• WHAT IS EXPECTED:
Copy each line below that includes "Gutierrez".

• DATASET RECORDS:
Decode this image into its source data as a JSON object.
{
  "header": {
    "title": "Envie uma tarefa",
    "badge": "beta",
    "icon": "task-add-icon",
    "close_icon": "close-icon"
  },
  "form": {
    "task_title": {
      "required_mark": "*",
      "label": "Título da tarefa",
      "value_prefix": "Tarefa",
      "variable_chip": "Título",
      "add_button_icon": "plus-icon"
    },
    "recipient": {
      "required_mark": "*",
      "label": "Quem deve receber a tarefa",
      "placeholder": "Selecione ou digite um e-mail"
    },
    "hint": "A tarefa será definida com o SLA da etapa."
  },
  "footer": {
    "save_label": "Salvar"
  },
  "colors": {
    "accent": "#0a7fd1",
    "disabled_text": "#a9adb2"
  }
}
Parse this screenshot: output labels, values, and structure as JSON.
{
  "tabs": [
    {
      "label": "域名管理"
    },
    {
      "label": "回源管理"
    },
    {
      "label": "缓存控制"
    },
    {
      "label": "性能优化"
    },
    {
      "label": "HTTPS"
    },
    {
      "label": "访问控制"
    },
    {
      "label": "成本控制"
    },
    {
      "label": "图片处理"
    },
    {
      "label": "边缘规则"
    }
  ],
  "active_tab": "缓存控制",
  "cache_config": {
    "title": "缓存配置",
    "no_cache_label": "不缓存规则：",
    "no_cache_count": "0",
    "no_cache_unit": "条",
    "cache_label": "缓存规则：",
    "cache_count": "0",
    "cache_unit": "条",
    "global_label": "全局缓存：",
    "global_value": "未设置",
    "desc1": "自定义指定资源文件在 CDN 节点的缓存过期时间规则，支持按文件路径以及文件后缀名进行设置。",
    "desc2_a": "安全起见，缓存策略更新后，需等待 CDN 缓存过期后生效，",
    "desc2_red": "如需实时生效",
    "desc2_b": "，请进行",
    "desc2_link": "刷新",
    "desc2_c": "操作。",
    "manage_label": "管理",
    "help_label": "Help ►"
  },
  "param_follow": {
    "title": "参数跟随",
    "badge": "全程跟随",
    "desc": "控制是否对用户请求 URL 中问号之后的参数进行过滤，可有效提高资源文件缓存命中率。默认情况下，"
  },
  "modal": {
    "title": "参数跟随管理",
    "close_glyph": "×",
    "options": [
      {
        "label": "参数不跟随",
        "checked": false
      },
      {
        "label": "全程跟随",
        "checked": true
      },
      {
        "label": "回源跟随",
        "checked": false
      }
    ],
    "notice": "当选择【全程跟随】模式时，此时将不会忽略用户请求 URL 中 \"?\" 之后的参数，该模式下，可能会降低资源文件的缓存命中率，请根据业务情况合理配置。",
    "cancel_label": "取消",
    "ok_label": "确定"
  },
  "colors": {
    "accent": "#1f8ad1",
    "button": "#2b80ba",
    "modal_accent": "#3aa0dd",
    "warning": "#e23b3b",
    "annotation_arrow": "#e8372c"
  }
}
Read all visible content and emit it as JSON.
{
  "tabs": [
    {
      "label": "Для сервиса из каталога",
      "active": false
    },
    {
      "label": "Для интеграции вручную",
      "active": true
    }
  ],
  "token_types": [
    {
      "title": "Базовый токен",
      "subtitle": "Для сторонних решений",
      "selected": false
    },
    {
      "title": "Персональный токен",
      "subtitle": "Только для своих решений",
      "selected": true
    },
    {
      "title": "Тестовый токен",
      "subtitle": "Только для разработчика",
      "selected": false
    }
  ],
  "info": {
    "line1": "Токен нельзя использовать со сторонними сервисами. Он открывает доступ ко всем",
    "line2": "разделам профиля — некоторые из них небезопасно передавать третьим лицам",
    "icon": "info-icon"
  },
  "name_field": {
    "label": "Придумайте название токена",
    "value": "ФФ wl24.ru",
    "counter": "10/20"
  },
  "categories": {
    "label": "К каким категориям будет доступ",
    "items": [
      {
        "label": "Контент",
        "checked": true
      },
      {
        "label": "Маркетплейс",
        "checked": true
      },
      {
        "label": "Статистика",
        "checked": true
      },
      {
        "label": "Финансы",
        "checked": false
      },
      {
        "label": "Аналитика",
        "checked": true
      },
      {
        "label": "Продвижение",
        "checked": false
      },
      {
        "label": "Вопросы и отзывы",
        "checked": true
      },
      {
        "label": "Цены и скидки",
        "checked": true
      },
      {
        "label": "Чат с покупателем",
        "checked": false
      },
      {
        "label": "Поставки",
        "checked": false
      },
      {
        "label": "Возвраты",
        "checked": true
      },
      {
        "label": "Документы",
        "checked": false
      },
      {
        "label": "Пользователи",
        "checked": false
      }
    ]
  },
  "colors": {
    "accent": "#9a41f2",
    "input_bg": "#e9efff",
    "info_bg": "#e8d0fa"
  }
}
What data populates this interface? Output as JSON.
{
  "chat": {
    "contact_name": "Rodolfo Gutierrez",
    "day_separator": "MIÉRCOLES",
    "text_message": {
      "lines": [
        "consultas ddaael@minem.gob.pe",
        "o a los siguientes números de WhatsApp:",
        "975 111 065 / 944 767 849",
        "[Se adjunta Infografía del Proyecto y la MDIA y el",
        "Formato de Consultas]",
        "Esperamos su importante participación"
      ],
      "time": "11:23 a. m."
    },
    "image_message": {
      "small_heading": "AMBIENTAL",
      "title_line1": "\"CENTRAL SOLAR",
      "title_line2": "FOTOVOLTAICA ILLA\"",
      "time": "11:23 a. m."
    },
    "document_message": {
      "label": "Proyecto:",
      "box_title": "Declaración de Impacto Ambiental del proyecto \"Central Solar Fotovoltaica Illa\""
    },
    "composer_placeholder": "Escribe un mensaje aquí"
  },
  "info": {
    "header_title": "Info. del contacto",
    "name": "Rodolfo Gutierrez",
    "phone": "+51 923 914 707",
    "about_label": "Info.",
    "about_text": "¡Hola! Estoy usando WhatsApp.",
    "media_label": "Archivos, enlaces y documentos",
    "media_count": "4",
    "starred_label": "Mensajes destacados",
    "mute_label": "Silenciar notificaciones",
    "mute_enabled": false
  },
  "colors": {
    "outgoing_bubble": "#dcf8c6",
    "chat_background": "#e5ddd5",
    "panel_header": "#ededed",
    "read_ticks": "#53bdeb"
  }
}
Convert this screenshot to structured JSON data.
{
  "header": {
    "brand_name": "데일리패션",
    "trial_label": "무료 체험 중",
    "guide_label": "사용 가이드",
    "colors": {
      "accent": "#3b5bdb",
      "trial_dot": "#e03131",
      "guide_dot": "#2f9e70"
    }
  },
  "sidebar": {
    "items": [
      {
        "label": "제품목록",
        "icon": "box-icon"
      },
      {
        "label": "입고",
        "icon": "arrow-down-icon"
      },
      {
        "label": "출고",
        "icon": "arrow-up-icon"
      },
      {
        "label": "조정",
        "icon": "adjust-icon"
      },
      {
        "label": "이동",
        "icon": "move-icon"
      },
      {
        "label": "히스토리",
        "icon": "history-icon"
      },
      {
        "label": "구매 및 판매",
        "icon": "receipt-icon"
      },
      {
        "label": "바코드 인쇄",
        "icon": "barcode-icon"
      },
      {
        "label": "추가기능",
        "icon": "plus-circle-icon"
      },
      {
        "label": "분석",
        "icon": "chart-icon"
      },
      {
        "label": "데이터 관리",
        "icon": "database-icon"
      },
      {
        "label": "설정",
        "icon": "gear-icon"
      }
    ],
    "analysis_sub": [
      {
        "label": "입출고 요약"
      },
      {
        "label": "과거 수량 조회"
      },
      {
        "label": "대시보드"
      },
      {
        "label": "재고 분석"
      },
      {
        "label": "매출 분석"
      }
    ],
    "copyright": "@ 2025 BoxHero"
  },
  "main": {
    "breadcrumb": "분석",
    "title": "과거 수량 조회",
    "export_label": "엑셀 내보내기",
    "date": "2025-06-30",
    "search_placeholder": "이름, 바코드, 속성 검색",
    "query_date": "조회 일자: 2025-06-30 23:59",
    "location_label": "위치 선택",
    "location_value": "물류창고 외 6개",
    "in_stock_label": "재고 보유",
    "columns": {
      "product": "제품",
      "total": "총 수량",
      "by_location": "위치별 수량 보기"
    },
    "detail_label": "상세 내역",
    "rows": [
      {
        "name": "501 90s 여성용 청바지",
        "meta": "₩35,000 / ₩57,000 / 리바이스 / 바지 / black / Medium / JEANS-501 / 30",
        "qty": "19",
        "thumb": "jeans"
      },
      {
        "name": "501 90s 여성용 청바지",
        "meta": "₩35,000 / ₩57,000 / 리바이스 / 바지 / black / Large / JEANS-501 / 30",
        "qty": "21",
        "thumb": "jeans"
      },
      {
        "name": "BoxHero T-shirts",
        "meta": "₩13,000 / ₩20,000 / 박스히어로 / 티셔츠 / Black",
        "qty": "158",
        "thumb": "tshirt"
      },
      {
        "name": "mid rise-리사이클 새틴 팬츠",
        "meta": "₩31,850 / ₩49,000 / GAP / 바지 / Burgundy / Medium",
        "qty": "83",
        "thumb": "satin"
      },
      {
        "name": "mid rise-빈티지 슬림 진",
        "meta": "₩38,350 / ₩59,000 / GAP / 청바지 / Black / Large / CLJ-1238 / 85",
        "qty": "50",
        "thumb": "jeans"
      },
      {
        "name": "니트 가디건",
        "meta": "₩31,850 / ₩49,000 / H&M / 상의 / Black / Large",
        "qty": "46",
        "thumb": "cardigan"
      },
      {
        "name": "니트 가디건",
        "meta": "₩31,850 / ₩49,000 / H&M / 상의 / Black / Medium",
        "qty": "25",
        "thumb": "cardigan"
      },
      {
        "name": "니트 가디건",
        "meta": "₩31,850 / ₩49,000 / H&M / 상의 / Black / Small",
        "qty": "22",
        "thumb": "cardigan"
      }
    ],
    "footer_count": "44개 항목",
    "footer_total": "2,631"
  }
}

• SOLUTION TO THIS TASK:
    "contact_name": "Rodolfo Gutierrez",
    "name": "Rodolfo Gutierrez",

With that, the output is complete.